As the battle over drug testing welfare recipients wages on, Minnesota has become the latest state to begin adopting that practice. Starting today, Minnesota will require the state Department of Human Services to force recipients convicted of past felony drug offenses to identify themselves in order for them to be randomly tested. However, the definition of “random” will vary from county to county. The decision came on the heels of Kansas announcing they would adopt similar measures, although those won’t begin until July.
The decision to do so is highly controversial because it the nine other states who have adopted this method have yielded little success thus far. Missouri spent about $500,000 on its welfare drug testing program this year, but only recorded 20 positive results and nabbed 200 others who refused to comply. The roughly 220 people that the program caught is less than 1% of the 32,000 people in the state who have applied for assistance since the testing began.
Furthermore, the law operates under the commonly held belief that most welfare recipients use drugs, which some argue is outdated and untrue. “I don’t think anyone is under the illusion that this is about saving taxpayers money,” said Heidi Welsch, director of family support and assistance for Olmsted County. “This is punitive.”
Meanwhile, a Florida judge ruled today that the state’s drug testing of welfare users is unconstitutional.
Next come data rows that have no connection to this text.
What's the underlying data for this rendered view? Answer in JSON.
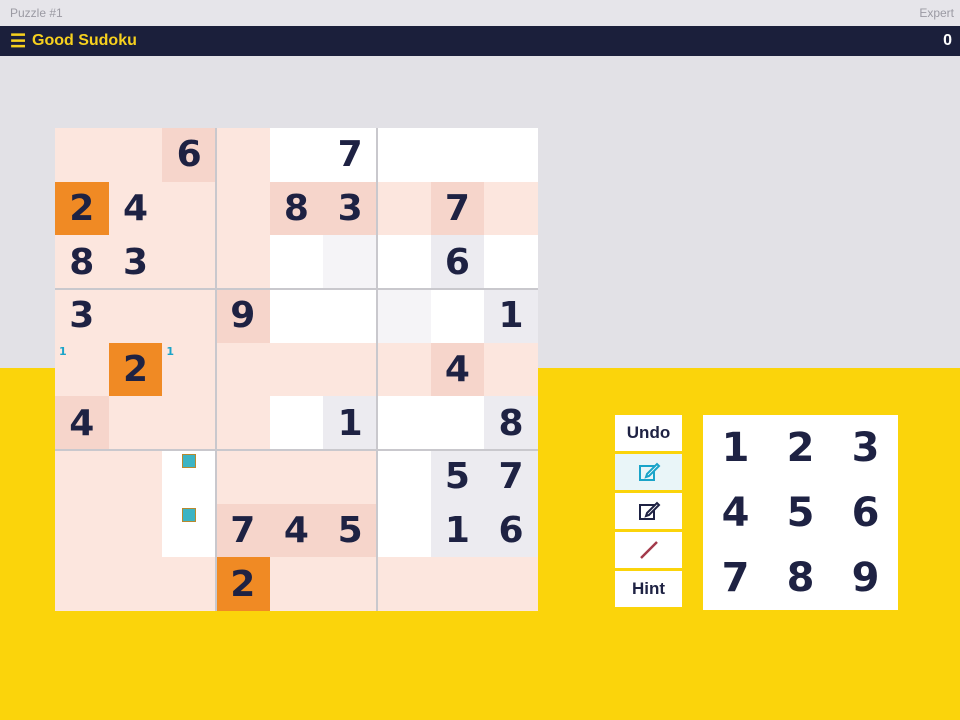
{
  "top_bar": {
    "puzzle_label": "Puzzle #1",
    "difficulty": "Expert"
  },
  "header": {
    "menu_icon": "hamburger-icon",
    "title": "Good Sudoku",
    "score": "0"
  },
  "colors": {
    "header_bg": "#1b1f3b",
    "accent_yellow": "#f7d11e",
    "selected_orange": "#f08a24",
    "highlight_peach": "#f6d5cb",
    "highlight_light": "#fce6de",
    "note_blue": "#1aa4c9"
  },
  "board": {
    "cells": [
      [
        "",
        "",
        "6",
        "",
        "",
        "7",
        "",
        "",
        ""
      ],
      [
        "2",
        "4",
        "",
        "",
        "8",
        "3",
        "",
        "7",
        ""
      ],
      [
        "8",
        "3",
        "",
        "",
        "",
        "",
        "",
        "6",
        ""
      ],
      [
        "3",
        "",
        "",
        "9",
        "",
        "",
        "",
        "",
        "1"
      ],
      [
        "",
        "2",
        "",
        "",
        "",
        "",
        "",
        "4",
        ""
      ],
      [
        "4",
        "",
        "",
        "",
        "",
        "1",
        "",
        "",
        "8"
      ],
      [
        "",
        "",
        "",
        "",
        "",
        "",
        "",
        "5",
        "7"
      ],
      [
        "",
        "",
        "",
        "7",
        "4",
        "5",
        "",
        "1",
        "6"
      ],
      [
        "",
        "",
        "",
        "2",
        "",
        "",
        "",
        "",
        ""
      ]
    ],
    "cell_styles": [
      [
        "light",
        "light",
        "peach",
        "light",
        "white",
        "white",
        "white",
        "white",
        "white"
      ],
      [
        "orange",
        "light",
        "light",
        "light",
        "peach",
        "peach",
        "light",
        "peach",
        "light"
      ],
      [
        "light",
        "light",
        "light",
        "light",
        "white",
        "lightgrey",
        "white",
        "grey",
        "white"
      ],
      [
        "light",
        "light",
        "light",
        "peach",
        "white",
        "white",
        "lightgrey",
        "white",
        "grey"
      ],
      [
        "light",
        "orange",
        "light",
        "light",
        "light",
        "light",
        "light",
        "peach",
        "light"
      ],
      [
        "peach",
        "light",
        "light",
        "light",
        "white",
        "grey",
        "white",
        "white",
        "grey"
      ],
      [
        "light",
        "light",
        "white",
        "light",
        "light",
        "light",
        "white",
        "grey",
        "grey"
      ],
      [
        "light",
        "light",
        "white",
        "peach",
        "peach",
        "peach",
        "white",
        "grey",
        "grey"
      ],
      [
        "light",
        "light",
        "light",
        "orange",
        "light",
        "light",
        "light",
        "light",
        "light"
      ]
    ],
    "notes": [
      {
        "row": 4,
        "col": 0,
        "value": "1",
        "pos": "tl"
      },
      {
        "row": 4,
        "col": 2,
        "value": "1",
        "pos": "tl"
      }
    ],
    "note_markers": [
      {
        "row": 6,
        "col": 2,
        "icon": "pencil-mark-icon"
      },
      {
        "row": 7,
        "col": 2,
        "icon": "pencil-mark-icon"
      }
    ]
  },
  "tools": {
    "undo_label": "Undo",
    "pencil_icon": "pencil-icon",
    "edit_icon": "edit-note-icon",
    "pen_icon": "pen-icon",
    "hint_label": "Hint"
  },
  "keypad": {
    "keys": [
      "1",
      "2",
      "3",
      "4",
      "5",
      "6",
      "7",
      "8",
      "9"
    ]
  }
}
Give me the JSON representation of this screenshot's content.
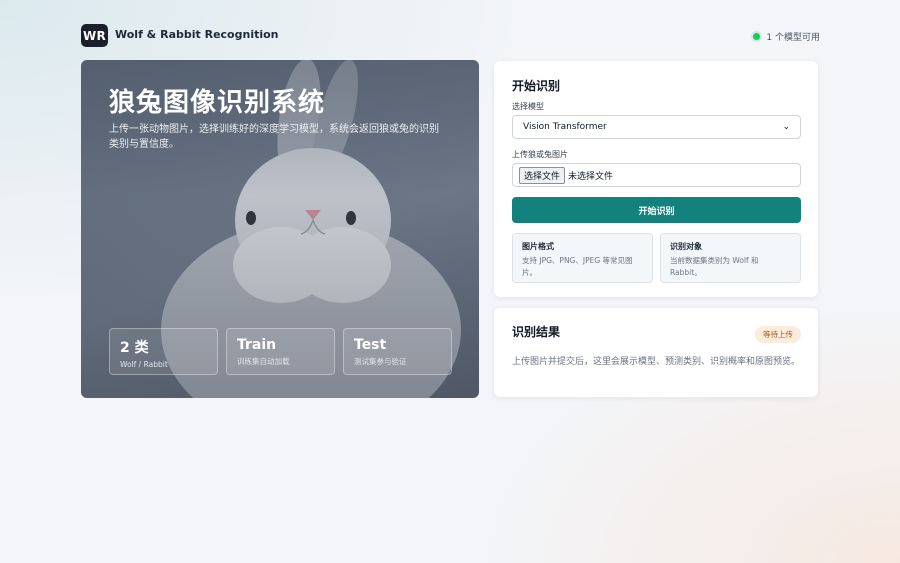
{
  "header": {
    "logo": "WR",
    "brand": "Wolf & Rabbit Recognition",
    "status": "1 个模型可用"
  },
  "hero": {
    "title": "狼兔图像识别系统",
    "description": "上传一张动物图片，选择训练好的深度学习模型，系统会返回狼或兔的识别类别与置信度。",
    "stats": [
      {
        "value": "2 类",
        "label": "Wolf / Rabbit"
      },
      {
        "value": "Train",
        "label": "训练集自动加载"
      },
      {
        "value": "Test",
        "label": "测试集参与验证"
      }
    ]
  },
  "form": {
    "title": "开始识别",
    "model_label": "选择模型",
    "model_selected": "Vision Transformer",
    "upload_label": "上传狼或兔图片",
    "file_button": "选择文件",
    "file_status": "未选择文件",
    "submit_label": "开始识别",
    "info": [
      {
        "title": "图片格式",
        "text": "支持 JPG、PNG、JPEG 等常见图片。"
      },
      {
        "title": "识别对象",
        "text": "当前数据集类别为 Wolf 和 Rabbit。"
      }
    ]
  },
  "result": {
    "title": "识别结果",
    "badge": "等待上传",
    "text": "上传图片并提交后，这里会展示模型、预测类别、识别概率和原图预览。"
  },
  "colors": {
    "accent": "#13817d",
    "status_ok": "#22c55e",
    "badge_bg": "#fdebdc",
    "badge_text": "#a15b1f"
  }
}
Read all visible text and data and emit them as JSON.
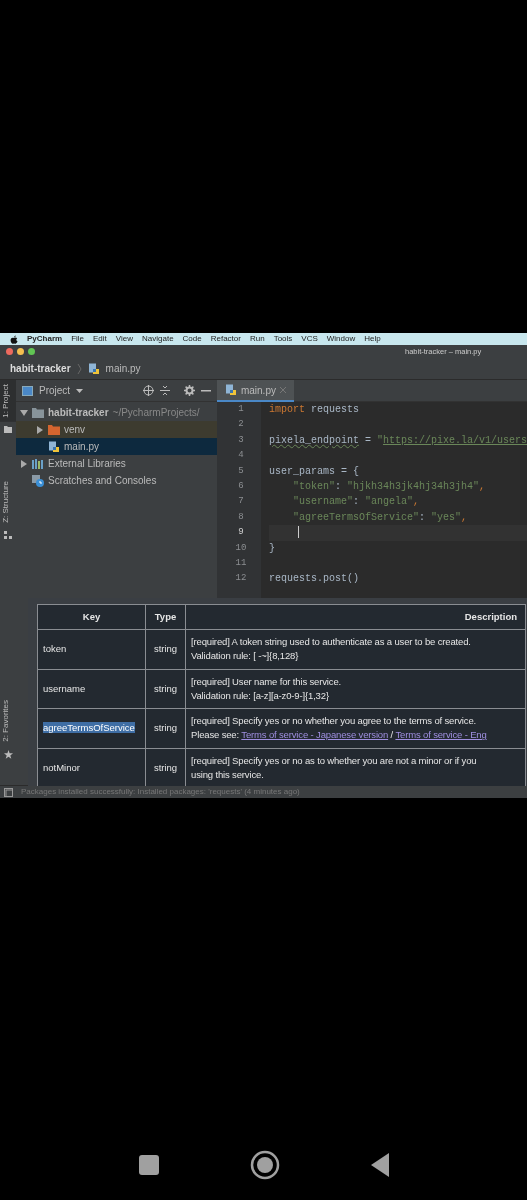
{
  "os_menu": {
    "app": "PyCharm",
    "items": [
      "File",
      "Edit",
      "View",
      "Navigate",
      "Code",
      "Refactor",
      "Run",
      "Tools",
      "VCS",
      "Window",
      "Help"
    ]
  },
  "window": {
    "title": "habit-tracker – main.py"
  },
  "breadcrumb": [
    "habit-tracker",
    "main.py"
  ],
  "tool_strip": [
    {
      "label": "1: Project",
      "selected": true,
      "kind": "folder"
    },
    {
      "label": "Z: Structure",
      "selected": false,
      "kind": "structure"
    },
    {
      "label": "2: Favorites",
      "selected": false,
      "kind": "star"
    }
  ],
  "project_panel": {
    "title": "Project",
    "tree": [
      {
        "label": "habit-tracker",
        "path": "~/PycharmProjects/",
        "kind": "folder",
        "expanded": true,
        "selected": false,
        "children": [
          {
            "label": "venv",
            "kind": "excluded_folder",
            "expanded": false,
            "selected": false
          },
          {
            "label": "main.py",
            "kind": "file",
            "selected": true
          }
        ]
      },
      {
        "label": "External Libraries",
        "kind": "library",
        "expanded": false,
        "selected": false
      },
      {
        "label": "Scratches and Consoles",
        "kind": "scratches",
        "selected": false
      }
    ]
  },
  "editor": {
    "tabs": [
      {
        "label": "main.py",
        "selected": true
      }
    ],
    "lines": [
      {
        "number": "1",
        "current": false,
        "tokens": [
          {
            "text": "import",
            "kind": "keyword"
          },
          {
            "text": " requests",
            "kind": "plain"
          }
        ]
      },
      {
        "number": "2",
        "current": false
      },
      {
        "number": "3",
        "current": false,
        "tokens": [
          {
            "text": "pixela_endpoint",
            "kind": "typo"
          },
          {
            "text": " = ",
            "kind": "plain"
          },
          {
            "text": "\"",
            "kind": "string"
          },
          {
            "text": "https://pixe.la/v1/users",
            "kind": "url"
          }
        ]
      },
      {
        "number": "4",
        "current": false
      },
      {
        "number": "5",
        "current": false,
        "tokens": [
          {
            "text": "user_params = {",
            "kind": "plain"
          }
        ]
      },
      {
        "number": "6",
        "current": false,
        "tokens": [
          {
            "text": "    \"token\"",
            "kind": "string"
          },
          {
            "text": ": ",
            "kind": "plain"
          },
          {
            "text": "\"hjkh34h3jk4hj34h3jh4\"",
            "kind": "string"
          },
          {
            "text": ",",
            "kind": "keyword"
          }
        ]
      },
      {
        "number": "7",
        "current": false,
        "tokens": [
          {
            "text": "    \"username\"",
            "kind": "string"
          },
          {
            "text": ": ",
            "kind": "plain"
          },
          {
            "text": "\"angela\"",
            "kind": "string"
          },
          {
            "text": ",",
            "kind": "keyword"
          }
        ]
      },
      {
        "number": "8",
        "current": false,
        "tokens": [
          {
            "text": "    \"agreeTermsOfService\"",
            "kind": "string"
          },
          {
            "text": ": ",
            "kind": "plain"
          },
          {
            "text": "\"yes\"",
            "kind": "string"
          },
          {
            "text": ",",
            "kind": "keyword"
          }
        ]
      },
      {
        "number": "9",
        "current": true
      },
      {
        "number": "10",
        "current": false,
        "tokens": [
          {
            "text": "}",
            "kind": "plain"
          }
        ]
      },
      {
        "number": "11",
        "current": false
      },
      {
        "number": "12",
        "current": false,
        "tokens": [
          {
            "text": "requests.post()",
            "kind": "plain"
          }
        ]
      }
    ]
  },
  "docs_table": {
    "columns": [
      "Key",
      "Type",
      "Description"
    ],
    "rows": [
      {
        "key": "token",
        "highlighted": false,
        "type": "string",
        "description": [
          [
            {
              "text": "[required] A token string used to authenticate as a user to be created.",
              "kind": "text"
            }
          ],
          [
            {
              "text": "Validation rule: [ -~]{8,128}",
              "kind": "text"
            }
          ]
        ]
      },
      {
        "key": "username",
        "highlighted": false,
        "type": "string",
        "description": [
          [
            {
              "text": "[required] User name for this service.",
              "kind": "text"
            }
          ],
          [
            {
              "text": "Validation rule: [a-z][a-z0-9-]{1,32}",
              "kind": "text"
            }
          ]
        ]
      },
      {
        "key": "agreeTermsOfService",
        "highlighted": true,
        "type": "string",
        "description": [
          [
            {
              "text": "[required] Specify yes or no whether you agree to the terms of service.",
              "kind": "text"
            }
          ],
          [
            {
              "text": "Please see: ",
              "kind": "text"
            },
            {
              "text": "Terms of service - Japanese version",
              "kind": "link"
            },
            {
              "text": " / ",
              "kind": "text"
            },
            {
              "text": "Terms of service - Eng",
              "kind": "link"
            }
          ]
        ]
      },
      {
        "key": "notMinor",
        "highlighted": false,
        "type": "string",
        "description": [
          [
            {
              "text": "[required] Specify yes or no as to whether you are not a minor or if you",
              "kind": "text"
            }
          ],
          [
            {
              "text": "using this service.",
              "kind": "text"
            }
          ]
        ]
      }
    ]
  },
  "status_bar": {
    "message": "Packages installed successfully: Installed packages: 'requests' (4 minutes ago)"
  }
}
Gov. Rick Scott, who put the law into place by arguing that the drug testing was necessary to protect taxpayers and families, said he would appeal the ruling. “Any illegal drug use in a family is harmful and even abusive to a child,” he said in a statement. “We should have a zero-tolerance policy for illegal drug use in families — especially those families who struggle to make ends meet and need welfare assistance to provide for their children.”
However, Judge Mary S. Scriven justified her decision by stating that that “the court finds there is no set of circumstances under which the warrantless, suspicionless drug testing at issue in this case could be constitutionally applied.”